Reporting Jason DeRusha
MINNEAPOLIS (WCCO) — You can’t miss the giant yellow big top near Mall of America in Bloomington and the small city that surrounds it.
Cirque Du Soleil is in town for nearly a month. So what do the performers do all day? How does a traveling circus travel?
“We are in the artistic tent, the tent right behind the stage,” said Marjon Van Grunsven, artistic director for OVO.
Wednesday night was the 769th performance of OVO. Many of the performers have been with the show since the beginning, but they’re not just dialing it in.
“Every day it’s training either here in the tent or on stage,” said Van Grunsven, who noted that the performers often start working in the early afternoon, hours before an 8 p.m. performance.
“You’re amazed by the crazy acrobatic skills, right? If they don’t train that daily, it’s like not putting oil in the car to keep rolling,” she said.
There are 160 people traveling with the show, but only 56 of them are performers.
“I’ve got to be on the road,” said Steve Armstrong, wardrobe supervisor. Three full-time wardrobe people travel with the show, while another three are hired in each city.
He has to keep track of 2,500 different pieces of costume.
“Is circus life as crazy as some people think?” asked WCCO-TV Reporter Jason DeRusha.

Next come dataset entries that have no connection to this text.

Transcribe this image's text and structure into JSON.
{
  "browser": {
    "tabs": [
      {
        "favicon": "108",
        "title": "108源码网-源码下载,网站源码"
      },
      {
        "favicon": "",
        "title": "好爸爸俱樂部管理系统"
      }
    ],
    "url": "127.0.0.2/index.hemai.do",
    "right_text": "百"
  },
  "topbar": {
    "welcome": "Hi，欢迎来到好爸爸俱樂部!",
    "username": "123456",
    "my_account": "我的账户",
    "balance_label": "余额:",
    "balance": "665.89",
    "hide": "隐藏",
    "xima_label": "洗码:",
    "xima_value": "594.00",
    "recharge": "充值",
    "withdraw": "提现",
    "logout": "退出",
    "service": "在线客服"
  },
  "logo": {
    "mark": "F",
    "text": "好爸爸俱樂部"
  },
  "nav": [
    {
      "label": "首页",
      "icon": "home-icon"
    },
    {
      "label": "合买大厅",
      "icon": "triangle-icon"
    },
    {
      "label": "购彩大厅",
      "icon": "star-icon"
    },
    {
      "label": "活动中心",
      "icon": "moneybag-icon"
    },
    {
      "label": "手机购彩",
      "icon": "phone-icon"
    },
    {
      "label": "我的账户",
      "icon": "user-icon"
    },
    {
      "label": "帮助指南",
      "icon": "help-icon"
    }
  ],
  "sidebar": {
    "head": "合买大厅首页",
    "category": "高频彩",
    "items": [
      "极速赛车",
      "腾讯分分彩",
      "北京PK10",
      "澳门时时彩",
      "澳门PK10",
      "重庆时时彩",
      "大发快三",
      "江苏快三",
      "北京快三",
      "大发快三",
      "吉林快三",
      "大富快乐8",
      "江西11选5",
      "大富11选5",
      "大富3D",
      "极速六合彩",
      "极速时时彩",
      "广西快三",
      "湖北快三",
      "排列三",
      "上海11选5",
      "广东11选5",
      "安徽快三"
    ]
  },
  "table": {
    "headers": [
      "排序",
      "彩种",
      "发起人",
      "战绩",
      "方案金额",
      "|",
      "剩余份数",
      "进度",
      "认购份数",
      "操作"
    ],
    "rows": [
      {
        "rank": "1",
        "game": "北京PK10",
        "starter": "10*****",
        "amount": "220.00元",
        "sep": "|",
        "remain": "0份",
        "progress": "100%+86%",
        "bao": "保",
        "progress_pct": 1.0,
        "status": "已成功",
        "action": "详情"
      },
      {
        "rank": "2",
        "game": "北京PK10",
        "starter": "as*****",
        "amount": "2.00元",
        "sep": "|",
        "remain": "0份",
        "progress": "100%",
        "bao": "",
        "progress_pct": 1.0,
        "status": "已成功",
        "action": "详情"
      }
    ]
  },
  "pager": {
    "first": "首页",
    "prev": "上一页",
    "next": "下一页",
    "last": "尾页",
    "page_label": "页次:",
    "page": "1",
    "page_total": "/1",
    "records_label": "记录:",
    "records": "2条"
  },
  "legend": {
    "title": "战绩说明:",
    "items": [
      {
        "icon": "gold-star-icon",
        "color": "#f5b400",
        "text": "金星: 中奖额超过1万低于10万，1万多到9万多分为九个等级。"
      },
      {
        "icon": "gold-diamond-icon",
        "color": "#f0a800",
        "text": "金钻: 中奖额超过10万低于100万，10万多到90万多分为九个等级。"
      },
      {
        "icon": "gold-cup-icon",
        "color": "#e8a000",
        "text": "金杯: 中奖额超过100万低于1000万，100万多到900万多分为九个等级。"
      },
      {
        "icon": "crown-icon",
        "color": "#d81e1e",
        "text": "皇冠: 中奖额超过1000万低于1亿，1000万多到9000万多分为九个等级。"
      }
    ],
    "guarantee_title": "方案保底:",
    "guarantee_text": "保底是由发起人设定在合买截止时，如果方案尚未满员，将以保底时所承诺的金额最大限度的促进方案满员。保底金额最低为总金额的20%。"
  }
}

“It can be! For me- no, I travel with my wife and kid,” said Armstrong.
Some of the male performers have spent their mornings in the Twin Cities hitting the golf courses. Others hang out in their apartments, rented for the three weeks the show runs.
“In this city there’s a lot of work to do,” said Karl Lecuyer, a trampoline performer playing a cricket in the show. “We’re running a lot, doing a lot of flips, trying to amaze everyone.”
There is a trampoline in the artistic tent to practice on as well as weights and a gym for the performers to stay in shape.
“We don’t want to lose the muscle we have to do a good show,” he said.
On Wednesday, Lecuyer spent an hour on stage training to back up the main character.
The show travels with 61 trucks of equipment, office space, bathrooms and equipment to build its own cafeteria. Wednesday night’s dinner buffet featured filet mignon, barbeque ribs, penne pasta with artichokes and onion rings. They have something for everyone and serve 300 meals a day.
“We have cooks that travel with us, it’s a team of four cooks,” said Lecuyer.
The cooks are from all around the world, just like the performers. The crew and performers represent 24 different nationalities.
There’s also an on-site school for a couple performers (who are 15 or 16-years-old) and the children of other performers and crew members. There are some married couples working on the show, according to Van Grunsven.
“Kids if you want to come to Cirque, you still have to come to school,” she said with a laugh.